"""
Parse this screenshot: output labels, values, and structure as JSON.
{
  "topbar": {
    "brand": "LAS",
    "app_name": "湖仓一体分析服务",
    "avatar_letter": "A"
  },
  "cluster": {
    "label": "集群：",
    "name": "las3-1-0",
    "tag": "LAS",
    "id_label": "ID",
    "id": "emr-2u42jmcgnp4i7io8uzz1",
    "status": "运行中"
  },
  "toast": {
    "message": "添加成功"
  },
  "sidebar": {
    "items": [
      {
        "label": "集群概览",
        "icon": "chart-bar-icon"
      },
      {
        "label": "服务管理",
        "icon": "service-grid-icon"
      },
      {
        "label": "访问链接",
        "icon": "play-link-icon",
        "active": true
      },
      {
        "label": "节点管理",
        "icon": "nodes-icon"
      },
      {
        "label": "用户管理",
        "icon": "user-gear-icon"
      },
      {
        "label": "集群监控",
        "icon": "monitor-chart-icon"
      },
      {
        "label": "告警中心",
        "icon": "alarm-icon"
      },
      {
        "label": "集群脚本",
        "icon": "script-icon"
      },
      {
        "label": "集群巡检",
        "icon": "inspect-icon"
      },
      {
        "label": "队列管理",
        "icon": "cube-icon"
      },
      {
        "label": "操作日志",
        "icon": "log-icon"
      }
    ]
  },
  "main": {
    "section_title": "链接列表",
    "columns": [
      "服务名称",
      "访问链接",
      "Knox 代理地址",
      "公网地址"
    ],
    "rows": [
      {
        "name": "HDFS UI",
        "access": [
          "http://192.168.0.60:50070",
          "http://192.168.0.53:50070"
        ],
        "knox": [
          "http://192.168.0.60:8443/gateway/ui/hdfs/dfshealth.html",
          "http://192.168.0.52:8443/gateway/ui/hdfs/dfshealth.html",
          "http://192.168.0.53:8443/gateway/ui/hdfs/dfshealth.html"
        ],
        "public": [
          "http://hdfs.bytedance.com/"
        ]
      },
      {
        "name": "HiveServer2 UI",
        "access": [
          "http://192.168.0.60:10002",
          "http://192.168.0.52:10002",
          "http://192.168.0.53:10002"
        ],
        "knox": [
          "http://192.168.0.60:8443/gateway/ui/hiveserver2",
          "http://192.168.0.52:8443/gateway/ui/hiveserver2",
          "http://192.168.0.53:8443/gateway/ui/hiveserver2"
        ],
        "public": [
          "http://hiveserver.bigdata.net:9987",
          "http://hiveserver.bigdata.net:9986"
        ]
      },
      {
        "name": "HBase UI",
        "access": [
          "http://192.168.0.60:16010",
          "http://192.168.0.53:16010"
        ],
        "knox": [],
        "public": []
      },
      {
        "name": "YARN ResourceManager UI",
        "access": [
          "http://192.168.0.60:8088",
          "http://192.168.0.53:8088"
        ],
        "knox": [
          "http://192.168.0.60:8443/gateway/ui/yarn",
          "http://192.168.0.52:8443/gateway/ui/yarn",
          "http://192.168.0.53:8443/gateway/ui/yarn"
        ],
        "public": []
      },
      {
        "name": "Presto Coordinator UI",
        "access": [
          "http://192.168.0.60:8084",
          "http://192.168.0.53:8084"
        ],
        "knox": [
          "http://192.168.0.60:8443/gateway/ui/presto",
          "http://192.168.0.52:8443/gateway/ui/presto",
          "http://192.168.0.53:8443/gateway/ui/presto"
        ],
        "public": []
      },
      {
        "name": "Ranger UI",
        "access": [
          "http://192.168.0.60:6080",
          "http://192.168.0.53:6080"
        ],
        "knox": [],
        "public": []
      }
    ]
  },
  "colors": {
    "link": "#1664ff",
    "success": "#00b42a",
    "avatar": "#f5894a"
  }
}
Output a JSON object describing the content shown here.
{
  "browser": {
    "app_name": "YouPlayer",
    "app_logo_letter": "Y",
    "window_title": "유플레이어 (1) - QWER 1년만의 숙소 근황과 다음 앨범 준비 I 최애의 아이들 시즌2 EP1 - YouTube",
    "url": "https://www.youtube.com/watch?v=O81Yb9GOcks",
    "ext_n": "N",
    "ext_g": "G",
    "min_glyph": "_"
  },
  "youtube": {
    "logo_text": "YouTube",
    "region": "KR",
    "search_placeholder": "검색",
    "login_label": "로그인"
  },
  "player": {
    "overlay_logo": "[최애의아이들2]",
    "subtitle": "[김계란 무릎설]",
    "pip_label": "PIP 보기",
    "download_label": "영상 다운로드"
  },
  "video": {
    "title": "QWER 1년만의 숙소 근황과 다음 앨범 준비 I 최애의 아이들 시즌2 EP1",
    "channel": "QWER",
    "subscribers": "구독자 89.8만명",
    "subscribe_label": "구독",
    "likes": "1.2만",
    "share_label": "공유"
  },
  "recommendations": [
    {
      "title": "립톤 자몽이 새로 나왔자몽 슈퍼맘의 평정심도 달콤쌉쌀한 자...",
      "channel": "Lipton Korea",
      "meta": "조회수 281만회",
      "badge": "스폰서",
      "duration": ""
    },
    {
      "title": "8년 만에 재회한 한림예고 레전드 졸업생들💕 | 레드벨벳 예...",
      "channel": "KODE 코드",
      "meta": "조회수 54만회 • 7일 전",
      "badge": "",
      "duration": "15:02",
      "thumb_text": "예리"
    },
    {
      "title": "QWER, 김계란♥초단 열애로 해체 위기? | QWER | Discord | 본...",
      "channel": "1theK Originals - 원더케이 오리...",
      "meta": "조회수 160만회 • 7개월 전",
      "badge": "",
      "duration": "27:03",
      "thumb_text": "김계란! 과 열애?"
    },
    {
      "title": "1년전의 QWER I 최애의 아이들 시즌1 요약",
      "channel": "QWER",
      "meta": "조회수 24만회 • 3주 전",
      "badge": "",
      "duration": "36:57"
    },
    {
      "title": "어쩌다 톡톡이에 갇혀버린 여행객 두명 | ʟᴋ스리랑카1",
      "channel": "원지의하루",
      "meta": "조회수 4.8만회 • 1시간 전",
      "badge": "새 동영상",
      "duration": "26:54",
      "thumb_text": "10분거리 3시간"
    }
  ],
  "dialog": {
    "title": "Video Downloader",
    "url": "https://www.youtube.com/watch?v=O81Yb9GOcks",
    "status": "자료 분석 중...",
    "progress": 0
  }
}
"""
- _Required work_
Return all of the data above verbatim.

- _Expected output_
Parse this screenshot: output labels, values, and structure as JSON.
{
  "topbar": {
    "brand": "LAS",
    "app_name": "湖仓一体分析服务",
    "avatar_letter": "A"
  },
  "cluster": {
    "label": "集群：",
    "name": "las3-1-0",
    "tag": "LAS",
    "id_label": "ID",
    "id": "emr-2u42jmcgnp4i7io8uzz1",
    "status": "运行中"
  },
  "toast": {
    "message": "添加成功"
  },
  "sidebar": {
    "items": [
      {
        "label": "集群概览",
        "icon": "chart-bar-icon"
      },
      {
        "label": "服务管理",
        "icon": "service-grid-icon"
      },
      {
        "label": "访问链接",
        "icon": "play-link-icon",
        "active": true
      },
      {
        "label": "节点管理",
        "icon": "nodes-icon"
      },
      {
        "label": "用户管理",
        "icon": "user-gear-icon"
      },
      {
        "label": "集群监控",
        "icon": "monitor-chart-icon"
      },
      {
        "label": "告警中心",
        "icon": "alarm-icon"
      },
      {
        "label": "集群脚本",
        "icon": "script-icon"
      },
      {
        "label": "集群巡检",
        "icon": "inspect-icon"
      },
      {
        "label": "队列管理",
        "icon": "cube-icon"
      },
      {
        "label": "操作日志",
        "icon": "log-icon"
      }
    ]
  },
  "main": {
    "section_title": "链接列表",
    "columns": [
      "服务名称",
      "访问链接",
      "Knox 代理地址",
      "公网地址"
    ],
    "rows": [
      {
        "name": "HDFS UI",
        "access": [
          "http://192.168.0.60:50070",
          "http://192.168.0.53:50070"
        ],
        "knox": [
          "http://192.168.0.60:8443/gateway/ui/hdfs/dfshealth.html",
          "http://192.168.0.52:8443/gateway/ui/hdfs/dfshealth.html",
          "http://192.168.0.53:8443/gateway/ui/hdfs/dfshealth.html"
        ],
        "public": [
          "http://hdfs.bytedance.com/"
        ]
      },
      {
        "name": "HiveServer2 UI",
        "access": [
          "http://192.168.0.60:10002",
          "http://192.168.0.52:10002",
          "http://192.168.0.53:10002"
        ],
        "knox": [
          "http://192.168.0.60:8443/gateway/ui/hiveserver2",
          "http://192.168.0.52:8443/gateway/ui/hiveserver2",
          "http://192.168.0.53:8443/gateway/ui/hiveserver2"
        ],
        "public": [
          "http://hiveserver.bigdata.net:9987",
          "http://hiveserver.bigdata.net:9986"
        ]
      },
      {
        "name": "HBase UI",
        "access": [
          "http://192.168.0.60:16010",
          "http://192.168.0.53:16010"
        ],
        "knox": [],
        "public": []
      },
      {
        "name": "YARN ResourceManager UI",
        "access": [
          "http://192.168.0.60:8088",
          "http://192.168.0.53:8088"
        ],
        "knox": [
          "http://192.168.0.60:8443/gateway/ui/yarn",
          "http://192.168.0.52:8443/gateway/ui/yarn",
          "http://192.168.0.53:8443/gateway/ui/yarn"
        ],
        "public": []
      },
      {
        "name": "Presto Coordinator UI",
        "access": [
          "http://192.168.0.60:8084",
          "http://192.168.0.53:8084"
        ],
        "knox": [
          "http://192.168.0.60:8443/gateway/ui/presto",
          "http://192.168.0.52:8443/gateway/ui/presto",
          "http://192.168.0.53:8443/gateway/ui/presto"
        ],
        "public": []
      },
      {
        "name": "Ranger UI",
        "access": [
          "http://192.168.0.60:6080",
          "http://192.168.0.53:6080"
        ],
        "knox": [],
        "public": []
      }
    ]
  },
  "colors": {
    "link": "#1664ff",
    "success": "#00b42a",
    "avatar": "#f5894a"
  }
}
Output a JSON object describing the content shown here.
{
  "browser": {
    "app_name": "YouPlayer",
    "app_logo_letter": "Y",
    "window_title": "유플레이어 (1) - QWER 1년만의 숙소 근황과 다음 앨범 준비 I 최애의 아이들 시즌2 EP1 - YouTube",
    "url": "https://www.youtube.com/watch?v=O81Yb9GOcks",
    "ext_n": "N",
    "ext_g": "G",
    "min_glyph": "_"
  },
  "youtube": {
    "logo_text": "YouTube",
    "region": "KR",
    "search_placeholder": "검색",
    "login_label": "로그인"
  },
  "player": {
    "overlay_logo": "[최애의아이들2]",
    "subtitle": "[김계란 무릎설]",
    "pip_label": "PIP 보기",
    "download_label": "영상 다운로드"
  },
  "video": {
    "title": "QWER 1년만의 숙소 근황과 다음 앨범 준비 I 최애의 아이들 시즌2 EP1",
    "channel": "QWER",
    "subscribers": "구독자 89.8만명",
    "subscribe_label": "구독",
    "likes": "1.2만",
    "share_label": "공유"
  },
  "recommendations": [
    {
      "title": "립톤 자몽이 새로 나왔자몽 슈퍼맘의 평정심도 달콤쌉쌀한 자...",
      "channel": "Lipton Korea",
      "meta": "조회수 281만회",
      "badge": "스폰서",
      "duration": ""
    },
    {
      "title": "8년 만에 재회한 한림예고 레전드 졸업생들💕 | 레드벨벳 예...",
      "channel": "KODE 코드",
      "meta": "조회수 54만회 • 7일 전",
      "badge": "",
      "duration": "15:02",
      "thumb_text": "예리"
    },
    {
      "title": "QWER, 김계란♥초단 열애로 해체 위기? | QWER | Discord | 본...",
      "channel": "1theK Originals - 원더케이 오리...",
      "meta": "조회수 160만회 • 7개월 전",
      "badge": "",
      "duration": "27:03",
      "thumb_text": "김계란! 과 열애?"
    },
    {
      "title": "1년전의 QWER I 최애의 아이들 시즌1 요약",
      "channel": "QWER",
      "meta": "조회수 24만회 • 3주 전",
      "badge": "",
      "duration": "36:57"
    },
    {
      "title": "어쩌다 톡톡이에 갇혀버린 여행객 두명 | ʟᴋ스리랑카1",
      "channel": "원지의하루",
      "meta": "조회수 4.8만회 • 1시간 전",
      "badge": "새 동영상",
      "duration": "26:54",
      "thumb_text": "10분거리 3시간"
    }
  ],
  "dialog": {
    "title": "Video Downloader",
    "url": "https://www.youtube.com/watch?v=O81Yb9GOcks",
    "status": "자료 분석 중...",
    "progress": 0
  }
}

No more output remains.